THE DATA
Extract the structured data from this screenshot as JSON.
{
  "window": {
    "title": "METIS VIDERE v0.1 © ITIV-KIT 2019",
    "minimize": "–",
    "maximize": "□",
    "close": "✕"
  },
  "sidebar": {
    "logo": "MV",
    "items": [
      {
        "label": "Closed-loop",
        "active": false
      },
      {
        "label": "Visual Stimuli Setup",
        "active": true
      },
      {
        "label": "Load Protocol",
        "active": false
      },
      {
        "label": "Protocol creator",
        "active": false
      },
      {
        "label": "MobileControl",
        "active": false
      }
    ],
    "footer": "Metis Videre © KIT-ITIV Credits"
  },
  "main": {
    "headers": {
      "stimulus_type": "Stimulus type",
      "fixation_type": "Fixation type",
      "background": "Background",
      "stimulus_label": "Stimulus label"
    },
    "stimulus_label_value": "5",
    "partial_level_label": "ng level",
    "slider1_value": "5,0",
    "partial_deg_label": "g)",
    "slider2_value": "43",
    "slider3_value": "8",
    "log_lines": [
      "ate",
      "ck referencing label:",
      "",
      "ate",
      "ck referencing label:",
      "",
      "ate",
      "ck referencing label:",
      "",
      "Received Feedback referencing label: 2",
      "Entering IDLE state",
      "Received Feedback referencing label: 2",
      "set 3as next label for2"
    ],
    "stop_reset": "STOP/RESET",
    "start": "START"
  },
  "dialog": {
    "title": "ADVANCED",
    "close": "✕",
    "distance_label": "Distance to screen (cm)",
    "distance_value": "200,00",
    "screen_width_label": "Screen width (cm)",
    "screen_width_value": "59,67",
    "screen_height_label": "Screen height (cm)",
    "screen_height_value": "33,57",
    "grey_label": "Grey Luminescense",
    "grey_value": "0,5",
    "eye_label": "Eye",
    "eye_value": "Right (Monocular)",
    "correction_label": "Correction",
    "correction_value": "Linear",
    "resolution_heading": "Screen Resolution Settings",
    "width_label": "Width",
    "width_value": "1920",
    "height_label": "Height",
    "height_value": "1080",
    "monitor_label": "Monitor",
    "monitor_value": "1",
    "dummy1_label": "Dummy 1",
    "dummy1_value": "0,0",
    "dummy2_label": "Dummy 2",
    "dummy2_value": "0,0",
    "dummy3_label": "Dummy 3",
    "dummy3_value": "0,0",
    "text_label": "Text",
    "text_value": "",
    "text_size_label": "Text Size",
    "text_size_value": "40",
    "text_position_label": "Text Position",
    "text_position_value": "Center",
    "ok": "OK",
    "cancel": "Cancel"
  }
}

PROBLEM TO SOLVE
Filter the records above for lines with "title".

WRITTEN ANSWER
    "title": "METIS VIDERE v0.1 © ITIV-KIT 2019",
    "title": "ADVANCED",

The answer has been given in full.